I am trying to improve the performance of the attached plan.
Earlier it was taking 4 minutes and now has been reduced to 2, by updating stats , improving fragmentation and removing all sorts of key look up by adding approprt covering indexes.
But as per the requiremnent , for 4K records it is expected to complete in 20-30 seconds seeing the no of records as O/P.
Please suggest me how can i improve the plan, what could be the reason estimates vs actual are way off?
Any help would be appreciated.
New plan, after suggestions:- Newsqlplan
By SQLDB 60 asked Apr 26, 2016 at 01:35 PM
I see this is a duplicate of your other question, but with a non-anonymized plan. Please see the general advice in my other answer. Where I talk about the residual predicate there, the example I use turns out to be tblAssetStatusHistory.
The residual predicate is:
This means there is a missing index like:
A similar analysis can be used to identify other index improvement opportunities. You should look to eliminate the costly scans, improve the seeks where possible, and eliminate the Key Lookups. That will be a good start.
You also appear to be passing a delimited string in and using some sort of string splitting function on it. This is not a good idea if you want good cardinality estimates.
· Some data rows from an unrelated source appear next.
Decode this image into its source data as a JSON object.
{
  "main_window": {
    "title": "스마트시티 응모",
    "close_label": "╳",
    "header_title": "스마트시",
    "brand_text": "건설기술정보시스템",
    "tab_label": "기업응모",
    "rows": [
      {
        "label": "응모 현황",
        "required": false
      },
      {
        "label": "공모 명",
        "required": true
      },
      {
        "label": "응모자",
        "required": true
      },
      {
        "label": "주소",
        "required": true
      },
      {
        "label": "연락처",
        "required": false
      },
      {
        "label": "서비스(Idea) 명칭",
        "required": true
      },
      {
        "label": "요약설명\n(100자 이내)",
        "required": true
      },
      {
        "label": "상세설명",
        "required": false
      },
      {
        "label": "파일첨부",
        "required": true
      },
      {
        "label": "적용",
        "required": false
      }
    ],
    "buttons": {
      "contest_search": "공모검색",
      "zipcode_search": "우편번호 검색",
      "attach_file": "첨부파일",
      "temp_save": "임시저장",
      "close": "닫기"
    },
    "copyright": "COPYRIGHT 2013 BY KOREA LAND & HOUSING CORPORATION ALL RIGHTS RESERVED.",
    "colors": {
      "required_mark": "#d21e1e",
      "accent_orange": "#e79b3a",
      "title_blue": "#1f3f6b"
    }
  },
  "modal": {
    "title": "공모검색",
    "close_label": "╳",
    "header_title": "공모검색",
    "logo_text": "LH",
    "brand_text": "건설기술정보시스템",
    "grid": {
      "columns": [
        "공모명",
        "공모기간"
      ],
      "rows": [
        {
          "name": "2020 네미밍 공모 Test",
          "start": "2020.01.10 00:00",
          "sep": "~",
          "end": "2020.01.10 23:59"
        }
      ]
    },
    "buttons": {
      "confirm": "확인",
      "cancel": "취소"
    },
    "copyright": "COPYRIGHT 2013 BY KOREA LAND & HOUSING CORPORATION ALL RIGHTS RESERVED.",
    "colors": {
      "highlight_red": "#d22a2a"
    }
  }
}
Split the string first, and put the results in a temporary table (not table variable) with suitable indexing.
Identify and work on one problem at a time. Do break the query up into simpler parts if you can. Struggling with one big plan when several smaller ones would be much easier is a huge waste of time among developers. Store small intermediate results in properly typed and indexed temporary tables to improve cardinality estimates at key points.
If you are still seeing lookups, you have not created a covering index by definition. All columns from the Output List of the lookup plus any columns referenced in a predicate on the lookup are required to make the index covering.
The spills are a result of poor cardinality estimates, not a problem with memory or storage. Memory is allocated for a sort or hash based on estimates, and cannot grow once execution starts, how ever much memory the system has available. If the system allocates enough memory to sort 1000 rows but 10,000,000 turn up, the sort will spill. A lot.
By SQLkiwi ♦ 6.6k answered Apr 26, 2016 at 07:01 PM